NDB shows further commitment to infrastructure construction
The New Development Bank (NDB) has issued loans for 37 infrastructure projects by September this year, with a total value of 10.2 billion U.S. dollars.
Sustainability is at the core of the bank’s mandate and 80 percent of its loans went to transport, clean energy, water and sanitation sectors, according to K.V. Kamath, the bank’s president.
The bank’s five-year strategy reveals that about two-thirds of all projects will be devoted to sustainable infrastructure development and the commitment to sustainable infrastructure is a standout feature to the NDB.
The bank founded by the five BRICS countries (Brazil, Russia, India, China and South Africa) in 2015 and all of the founding members have equal voting shares. It serves as a source of long-term finance for infrastructure in its member countries with a subscribed capital base of 50 billion U.S. dollars.
Long lead times and complex procedures usually set considerable obstacle for countries applying loans from development finance institutions, whereas all NDB’s loans were being approved within a period of six months. The efficiency allow loans issued to keep pace with the member country’s economic growth.
Projects approved for funding this year by the bank include one to replace natural gas-fueled buses with electric ones in Yinchuan City and another to help reducing the logistics gap through building multi-modal logistics infrastructure in Lanzhou, both in northwest China.
The bank also announced a 180 million dollars loan to South African power company Eskom to fund renewable energy projects and a 300 million dollars loan for a greenhouse gas reduction project in the country.
High quality bonds
The credit quality has been recognized by rating agencies. Standard & Poor and Fitch both awarded the bonds AA+ ratings. The high credit rating enables banks to raise capital relatively cheaply from the bond markets. The lower borrowing cost is to the advantage of the banks, as it enables them to pass on that benefit to borrowers in the form of competitive interest rates for their loans.
Move away from dollar funding
NDB is committed to making local currency funding available to all its member countries, Leslie Maasdorp, vice-president of the bank said in an article in September.
The NDB has successfully registered a couple of local currency bond programs, with 10 billion yuan in China, 10 billion rand in South Africa and is about to complete the registration of a 100 billion ruble program.
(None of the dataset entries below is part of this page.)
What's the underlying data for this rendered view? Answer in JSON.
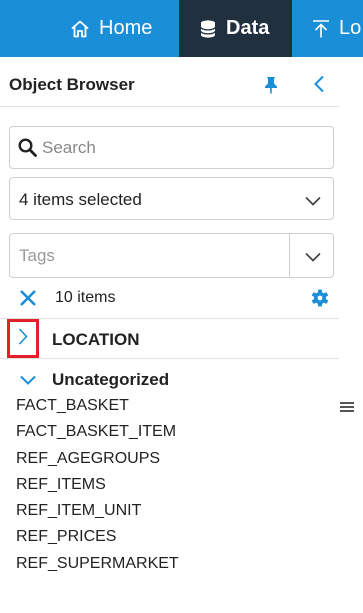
{
  "nav": {
    "tabs": [
      {
        "label": "Home",
        "icon": "home-icon"
      },
      {
        "label": "Data",
        "icon": "database-icon",
        "active": true
      },
      {
        "label": "Lo",
        "icon": "upload-icon"
      }
    ],
    "colors": {
      "bar": "#1a8fd8",
      "active": "#21303f"
    }
  },
  "panel": {
    "title": "Object Browser",
    "search": {
      "placeholder": "Search",
      "value": ""
    },
    "selection": {
      "value": "4 items selected"
    },
    "tags": {
      "placeholder": "Tags"
    },
    "count_text": "10 items",
    "groups": [
      {
        "label": "LOCATION",
        "expanded": false
      },
      {
        "label": "Uncategorized",
        "expanded": true,
        "items": [
          "FACT_BASKET",
          "FACT_BASKET_ITEM",
          "REF_AGEGROUPS",
          "REF_ITEMS",
          "REF_ITEM_UNIT",
          "REF_PRICES",
          "REF_SUPERMARKET"
        ]
      }
    ],
    "accent_color": "#1a8fd8",
    "highlight_color": "#e3202a"
  }
}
“We will raise dollars, we will raise euros, but at the same time there will be a significant reliance on local currencies,” Kamath said. The move would allow the bank to move away from loans denominated in dollars.